[Data entries]
───

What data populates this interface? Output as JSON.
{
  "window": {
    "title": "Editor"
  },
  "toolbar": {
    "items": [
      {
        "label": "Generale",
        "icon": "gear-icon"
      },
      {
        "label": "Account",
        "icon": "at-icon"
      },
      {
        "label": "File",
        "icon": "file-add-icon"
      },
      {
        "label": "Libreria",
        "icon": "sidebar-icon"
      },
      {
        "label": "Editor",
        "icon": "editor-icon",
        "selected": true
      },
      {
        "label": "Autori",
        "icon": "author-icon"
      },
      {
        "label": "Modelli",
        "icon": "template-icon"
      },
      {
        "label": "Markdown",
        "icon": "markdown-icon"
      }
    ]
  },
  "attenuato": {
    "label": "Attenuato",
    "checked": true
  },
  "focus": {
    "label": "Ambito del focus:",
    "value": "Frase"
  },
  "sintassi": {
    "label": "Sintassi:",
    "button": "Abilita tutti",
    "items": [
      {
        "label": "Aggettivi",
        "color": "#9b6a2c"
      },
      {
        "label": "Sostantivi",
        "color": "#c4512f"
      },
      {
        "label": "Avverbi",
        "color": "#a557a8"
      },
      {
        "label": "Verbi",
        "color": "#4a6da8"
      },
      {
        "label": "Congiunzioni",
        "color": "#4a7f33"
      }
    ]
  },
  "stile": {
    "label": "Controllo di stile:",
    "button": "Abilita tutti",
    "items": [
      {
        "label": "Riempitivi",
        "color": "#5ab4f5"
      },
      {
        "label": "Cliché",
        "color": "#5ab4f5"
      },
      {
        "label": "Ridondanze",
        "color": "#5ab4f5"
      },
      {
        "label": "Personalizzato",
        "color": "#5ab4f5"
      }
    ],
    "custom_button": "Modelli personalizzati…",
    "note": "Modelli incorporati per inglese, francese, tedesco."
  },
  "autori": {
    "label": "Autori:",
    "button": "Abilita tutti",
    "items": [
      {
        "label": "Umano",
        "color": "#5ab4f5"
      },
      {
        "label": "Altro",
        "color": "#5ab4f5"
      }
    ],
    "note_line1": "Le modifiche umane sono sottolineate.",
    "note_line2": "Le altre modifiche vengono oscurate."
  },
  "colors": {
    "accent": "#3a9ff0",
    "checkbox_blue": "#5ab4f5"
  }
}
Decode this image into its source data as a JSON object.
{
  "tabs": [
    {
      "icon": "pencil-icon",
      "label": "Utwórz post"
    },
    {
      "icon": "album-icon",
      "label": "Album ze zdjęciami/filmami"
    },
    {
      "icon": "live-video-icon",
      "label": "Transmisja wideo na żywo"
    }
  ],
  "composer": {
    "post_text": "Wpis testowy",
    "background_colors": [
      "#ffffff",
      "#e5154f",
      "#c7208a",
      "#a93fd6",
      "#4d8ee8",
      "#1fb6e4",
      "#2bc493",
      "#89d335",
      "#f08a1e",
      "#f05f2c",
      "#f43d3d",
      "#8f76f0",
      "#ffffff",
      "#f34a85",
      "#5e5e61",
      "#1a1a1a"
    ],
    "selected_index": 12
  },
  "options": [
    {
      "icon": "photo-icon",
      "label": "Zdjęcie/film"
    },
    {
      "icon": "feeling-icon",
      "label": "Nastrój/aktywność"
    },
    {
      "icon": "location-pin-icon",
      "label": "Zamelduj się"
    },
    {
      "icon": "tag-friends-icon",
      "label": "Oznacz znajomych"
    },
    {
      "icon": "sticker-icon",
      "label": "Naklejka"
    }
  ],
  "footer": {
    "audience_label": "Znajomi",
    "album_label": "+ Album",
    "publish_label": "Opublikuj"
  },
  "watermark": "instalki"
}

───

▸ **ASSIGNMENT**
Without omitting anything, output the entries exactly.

▸ **RESULT OF THE EXERCISE**
What data populates this interface? Output as JSON.
{
  "window": {
    "title": "Editor"
  },
  "toolbar": {
    "items": [
      {
        "label": "Generale",
        "icon": "gear-icon"
      },
      {
        "label": "Account",
        "icon": "at-icon"
      },
      {
        "label": "File",
        "icon": "file-add-icon"
      },
      {
        "label": "Libreria",
        "icon": "sidebar-icon"
      },
      {
        "label": "Editor",
        "icon": "editor-icon",
        "selected": true
      },
      {
        "label": "Autori",
        "icon": "author-icon"
      },
      {
        "label": "Modelli",
        "icon": "template-icon"
      },
      {
        "label": "Markdown",
        "icon": "markdown-icon"
      }
    ]
  },
  "attenuato": {
    "label": "Attenuato",
    "checked": true
  },
  "focus": {
    "label": "Ambito del focus:",
    "value": "Frase"
  },
  "sintassi": {
    "label": "Sintassi:",
    "button": "Abilita tutti",
    "items": [
      {
        "label": "Aggettivi",
        "color": "#9b6a2c"
      },
      {
        "label": "Sostantivi",
        "color": "#c4512f"
      },
      {
        "label": "Avverbi",
        "color": "#a557a8"
      },
      {
        "label": "Verbi",
        "color": "#4a6da8"
      },
      {
        "label": "Congiunzioni",
        "color": "#4a7f33"
      }
    ]
  },
  "stile": {
    "label": "Controllo di stile:",
    "button": "Abilita tutti",
    "items": [
      {
        "label": "Riempitivi",
        "color": "#5ab4f5"
      },
      {
        "label": "Cliché",
        "color": "#5ab4f5"
      },
      {
        "label": "Ridondanze",
        "color": "#5ab4f5"
      },
      {
        "label": "Personalizzato",
        "color": "#5ab4f5"
      }
    ],
    "custom_button": "Modelli personalizzati…",
    "note": "Modelli incorporati per inglese, francese, tedesco."
  },
  "autori": {
    "label": "Autori:",
    "button": "Abilita tutti",
    "items": [
      {
        "label": "Umano",
        "color": "#5ab4f5"
      },
      {
        "label": "Altro",
        "color": "#5ab4f5"
      }
    ],
    "note_line1": "Le modifiche umane sono sottolineate.",
    "note_line2": "Le altre modifiche vengono oscurate."
  },
  "colors": {
    "accent": "#3a9ff0",
    "checkbox_blue": "#5ab4f5"
  }
}
Decode this image into its source data as a JSON object.
{
  "tabs": [
    {
      "icon": "pencil-icon",
      "label": "Utwórz post"
    },
    {
      "icon": "album-icon",
      "label": "Album ze zdjęciami/filmami"
    },
    {
      "icon": "live-video-icon",
      "label": "Transmisja wideo na żywo"
    }
  ],
  "composer": {
    "post_text": "Wpis testowy",
    "background_colors": [
      "#ffffff",
      "#e5154f",
      "#c7208a",
      "#a93fd6",
      "#4d8ee8",
      "#1fb6e4",
      "#2bc493",
      "#89d335",
      "#f08a1e",
      "#f05f2c",
      "#f43d3d",
      "#8f76f0",
      "#ffffff",
      "#f34a85",
      "#5e5e61",
      "#1a1a1a"
    ],
    "selected_index": 12
  },
  "options": [
    {
      "icon": "photo-icon",
      "label": "Zdjęcie/film"
    },
    {
      "icon": "feeling-icon",
      "label": "Nastrój/aktywność"
    },
    {
      "icon": "location-pin-icon",
      "label": "Zamelduj się"
    },
    {
      "icon": "tag-friends-icon",
      "label": "Oznacz znajomych"
    },
    {
      "icon": "sticker-icon",
      "label": "Naklejka"
    }
  ],
  "footer": {
    "audience_label": "Znajomi",
    "album_label": "+ Album",
    "publish_label": "Opublikuj"
  },
  "watermark": "instalki"
}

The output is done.